By: Leland Kim
HONOLULU (KHNL) - The dream of sailing in Hawaii has come true for a group of young, mainland sailors. And they're learning from one of Hawaii's sailing legends.
Out of about 550 applicants, 15 were chosen to become Morning Light sailors. They're getting ready for a major voyage. But today, they're sailing on the Hokule'a under the watchful guidance of master navigator Nainoa Thompson.
Genny Tulloch is on the verge of making history. She is among a group of sailors who could become the youngest crew to navigate a transpacific voyage. For Tulloch, her love of sailing started with her great grandfather.
"He ran away to the sea when he was twelve," said Tulloch. "So, it runs in my veins."
Tulloch's dad introduced her to sailing even before she could walk.
"I got in the boat probably first when I was still a baby in a crib," said Tulloch. "There's pictures of me on boats."

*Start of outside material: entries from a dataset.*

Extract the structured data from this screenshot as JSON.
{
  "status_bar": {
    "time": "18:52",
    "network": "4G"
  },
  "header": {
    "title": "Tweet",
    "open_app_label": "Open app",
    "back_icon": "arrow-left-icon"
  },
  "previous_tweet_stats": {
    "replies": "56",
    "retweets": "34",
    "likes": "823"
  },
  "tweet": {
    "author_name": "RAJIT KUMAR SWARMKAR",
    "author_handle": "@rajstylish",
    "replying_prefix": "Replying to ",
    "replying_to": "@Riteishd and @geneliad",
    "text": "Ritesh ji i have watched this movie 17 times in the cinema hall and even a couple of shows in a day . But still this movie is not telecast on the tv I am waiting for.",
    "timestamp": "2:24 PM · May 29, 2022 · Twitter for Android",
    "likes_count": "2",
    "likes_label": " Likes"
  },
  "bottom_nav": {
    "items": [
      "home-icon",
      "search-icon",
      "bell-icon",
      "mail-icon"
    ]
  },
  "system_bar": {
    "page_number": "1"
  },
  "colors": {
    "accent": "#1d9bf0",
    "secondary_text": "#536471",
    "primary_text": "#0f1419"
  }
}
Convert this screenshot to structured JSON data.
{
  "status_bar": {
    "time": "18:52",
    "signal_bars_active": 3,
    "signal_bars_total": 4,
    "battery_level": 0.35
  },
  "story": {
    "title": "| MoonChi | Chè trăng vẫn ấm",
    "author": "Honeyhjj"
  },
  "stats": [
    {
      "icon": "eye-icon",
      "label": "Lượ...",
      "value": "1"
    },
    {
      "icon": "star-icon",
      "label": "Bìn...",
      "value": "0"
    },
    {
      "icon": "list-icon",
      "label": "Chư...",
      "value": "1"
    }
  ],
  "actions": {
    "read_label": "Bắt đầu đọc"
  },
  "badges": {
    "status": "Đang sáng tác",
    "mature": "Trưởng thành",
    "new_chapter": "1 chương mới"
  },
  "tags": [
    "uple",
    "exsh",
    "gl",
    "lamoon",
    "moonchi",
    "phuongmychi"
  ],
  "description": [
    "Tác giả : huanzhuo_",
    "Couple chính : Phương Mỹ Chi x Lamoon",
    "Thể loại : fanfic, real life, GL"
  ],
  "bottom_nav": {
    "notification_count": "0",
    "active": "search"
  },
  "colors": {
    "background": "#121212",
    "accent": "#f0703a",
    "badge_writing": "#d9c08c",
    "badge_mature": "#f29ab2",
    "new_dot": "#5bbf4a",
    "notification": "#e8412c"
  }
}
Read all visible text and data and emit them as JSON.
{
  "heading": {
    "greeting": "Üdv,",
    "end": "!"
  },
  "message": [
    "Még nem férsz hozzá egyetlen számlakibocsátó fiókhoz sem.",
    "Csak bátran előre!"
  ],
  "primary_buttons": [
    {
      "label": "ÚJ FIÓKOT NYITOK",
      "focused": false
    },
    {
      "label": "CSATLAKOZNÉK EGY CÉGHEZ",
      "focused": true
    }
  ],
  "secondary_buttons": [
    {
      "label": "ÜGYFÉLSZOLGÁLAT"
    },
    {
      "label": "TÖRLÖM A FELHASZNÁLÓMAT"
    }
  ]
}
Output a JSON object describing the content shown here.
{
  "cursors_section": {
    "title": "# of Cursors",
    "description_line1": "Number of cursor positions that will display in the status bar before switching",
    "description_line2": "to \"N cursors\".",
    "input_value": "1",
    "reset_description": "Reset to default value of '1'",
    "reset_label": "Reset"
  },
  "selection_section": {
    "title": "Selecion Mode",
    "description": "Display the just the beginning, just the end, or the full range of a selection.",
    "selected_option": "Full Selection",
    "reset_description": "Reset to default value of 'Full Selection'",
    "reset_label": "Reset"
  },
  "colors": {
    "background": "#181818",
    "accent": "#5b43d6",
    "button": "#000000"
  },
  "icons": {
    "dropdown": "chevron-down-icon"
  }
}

She began sailing alone when she was only six-years-old. And it's been a love affair ever since.
"I've loved the windiest days, the scariest days. I'm that person that wants to go when it's really gnarly out," she said.
Tulloch and her crew members are in Hawai'i to learn from sailing legend Nainoa Thompson.
"I want them to understand how special Hawaii is -- its environment, its culture, its community," said Thompson, who, in 1980, became the first Hawaiian in more than 500 years to navigate a canoe to and from Tahiti using only natural navigation.
"He's got such a passion for Hokule'a, and for voyaging and for everything Hawaiian culture and Hawaiian history is. And it was really wonderful to see him impart that to us," said Tulloch.
Tulloch said her great-grandfather is probably smiling from heaven.
"I can't imagine my grandfather looking down at his great granddaughter and just seeing that the lifestyle he love is something I've honored and treasured and try to make part of my life," she said.
And Thompson said the lessons from sailing go beyond the waters.
"If you have a dream, believe in it," he said. "Recognize that it's worth it to take the path, but keep understanding that dream, that destination, is not about reaching the destination, it's about the journey."